But writers like myself have more than one character to consider. We get into their skin, so what they say and do are authentic to the stories we write.
My Isabel Long Mystery Series is written as a first-person present-tense narrative. Isabel is a smart, mature woman who is a bit of a wiseass. As a former journalist, she developed the ability to see through people and any bull they try to dish her. Just like reporting a new story, she’s methodical about her cases. I will admit there is a lot of me in Isabel — I was a journalist for over 30 years although not a widow nor a private investigator. I don’t like that much danger to be a P.I.
Isabel Long is so imbedded inside of me it’s rather easy for me to figure out what she will do in any given scene or situation whether it’s solving a mystery, pouring beer at the Rooster, being with its owner Jack or dealing with her family, including her mother, Maria, her partner in solving crime.
In Missing the Deadline, no. 7, she’s given a tough case. Gerald Danielson was found shot in the head at his home in Meadows Falls. He survived but isn’t the same successful agent who moved there from New York City. The police ruled it an attempted suicide, but the person hiring Isabel has his doubts. Certainly there are people, including a vindictive ex-wife, a jilted local writer, and even an apparently devoted sister, who might have motive.
So how should Isabel approach such a case? I channel Isabel and we figure it out together.
But, of course, Isabel isn’t the only character in this series. Some are one and done in a book. Many others have stuck around. As each one appears on a page, I channel that character so I know how they should react to any situation I throw at them.
Take Annette Waters aka the Tough Cookie. She wouldn’t be shy about anything. If someone dared to give her a hard time, she’d dish it back and twice as hard. But then again she runs a garage and junkyard. There’s her cousin, Marsha aka the Floozie who co-owns the Pit Stop convenience store. She’s another one who doesn’t take crap from anyone. Both are locals but they’ve grown fond of Isabel and her mother even though they are newcomers.
It doesn’t matter the character’s gender.
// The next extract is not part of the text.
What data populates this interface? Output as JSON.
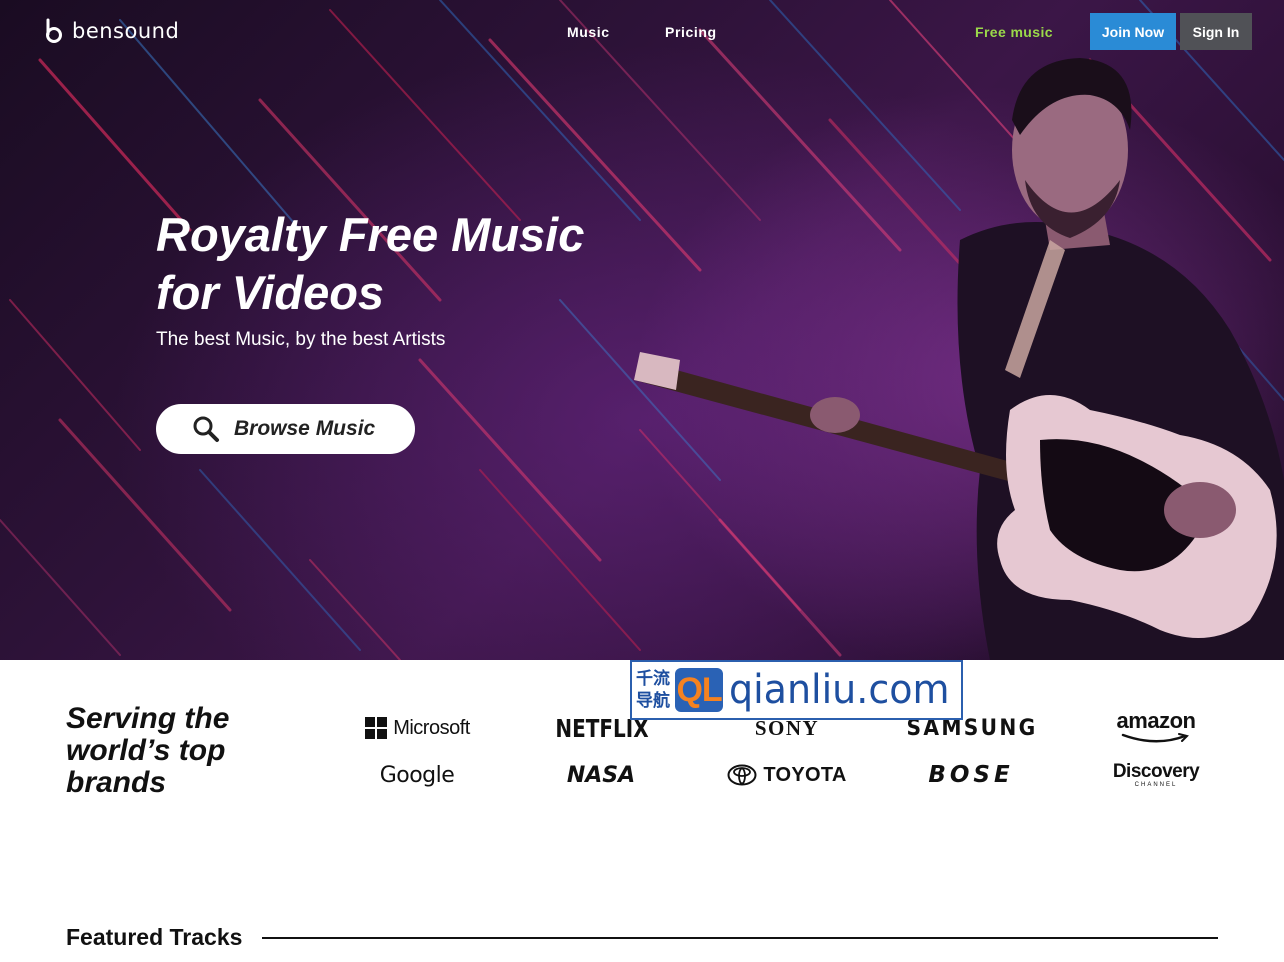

I know what will come out of Jack Smith’s mouth before he says it. Jack’s cousin Fred Lewis aka el Creepo typically says the wrong thing, and Isabel isn’t shy about telling him off.
I believe the best training I received was first as a daydreamer. As a kid, I created fabulous stories inside my head, perfecting them. The second was when I became a journalist. As a reporter, I had to listen carefully to what people said and observe how they behaved. It was a great experience I believe has paid off with authentic characters. I hope my readers feel the same way.